> Problem:
When you respond, restate each record exactly as it is given.

> Input for this task:
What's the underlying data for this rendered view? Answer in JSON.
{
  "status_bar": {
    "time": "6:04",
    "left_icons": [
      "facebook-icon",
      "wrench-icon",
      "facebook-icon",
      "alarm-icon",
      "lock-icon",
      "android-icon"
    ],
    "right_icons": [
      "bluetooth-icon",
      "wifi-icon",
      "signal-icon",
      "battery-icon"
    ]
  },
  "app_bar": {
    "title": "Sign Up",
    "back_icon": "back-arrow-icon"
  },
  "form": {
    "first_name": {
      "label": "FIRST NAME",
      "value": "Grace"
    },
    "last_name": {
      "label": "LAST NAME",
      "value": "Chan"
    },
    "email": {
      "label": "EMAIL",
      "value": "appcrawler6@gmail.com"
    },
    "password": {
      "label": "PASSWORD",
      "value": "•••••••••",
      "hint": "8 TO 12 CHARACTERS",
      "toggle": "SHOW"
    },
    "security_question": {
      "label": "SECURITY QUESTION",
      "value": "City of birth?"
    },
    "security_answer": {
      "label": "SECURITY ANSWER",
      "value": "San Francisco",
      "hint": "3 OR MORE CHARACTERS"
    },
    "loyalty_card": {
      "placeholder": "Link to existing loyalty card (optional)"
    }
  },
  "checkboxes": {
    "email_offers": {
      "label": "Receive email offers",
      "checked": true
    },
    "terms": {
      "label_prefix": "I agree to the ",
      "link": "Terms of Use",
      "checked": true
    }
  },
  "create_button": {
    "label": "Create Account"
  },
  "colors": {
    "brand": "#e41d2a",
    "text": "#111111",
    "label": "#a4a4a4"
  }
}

> Answer below:
What's the underlying data for this rendered view? Answer in JSON.
{
  "status_bar": {
    "time": "6:04",
    "left_icons": [
      "facebook-icon",
      "wrench-icon",
      "facebook-icon",
      "alarm-icon",
      "lock-icon",
      "android-icon"
    ],
    "right_icons": [
      "bluetooth-icon",
      "wifi-icon",
      "signal-icon",
      "battery-icon"
    ]
  },
  "app_bar": {
    "title": "Sign Up",
    "back_icon": "back-arrow-icon"
  },
  "form": {
    "first_name": {
      "label": "FIRST NAME",
      "value": "Grace"
    },
    "last_name": {
      "label": "LAST NAME",
      "value": "Chan"
    },
    "email": {
      "label": "EMAIL",
      "value": "appcrawler6@gmail.com"
    },
    "password": {
      "label": "PASSWORD",
      "value": "•••••••••",
      "hint": "8 TO 12 CHARACTERS",
      "toggle": "SHOW"
    },
    "security_question": {
      "label": "SECURITY QUESTION",
      "value": "City of birth?"
    },
    "security_answer": {
      "label": "SECURITY ANSWER",
      "value": "San Francisco",
      "hint": "3 OR MORE CHARACTERS"
    },
    "loyalty_card": {
      "placeholder": "Link to existing loyalty card (optional)"
    }
  },
  "checkboxes": {
    "email_offers": {
      "label": "Receive email offers",
      "checked": true
    },
    "terms": {
      "label_prefix": "I agree to the ",
      "link": "Terms of Use",
      "checked": true
    }
  },
  "create_button": {
    "label": "Create Account"
  },
  "colors": {
    "brand": "#e41d2a",
    "text": "#111111",
    "label": "#a4a4a4"
  }
}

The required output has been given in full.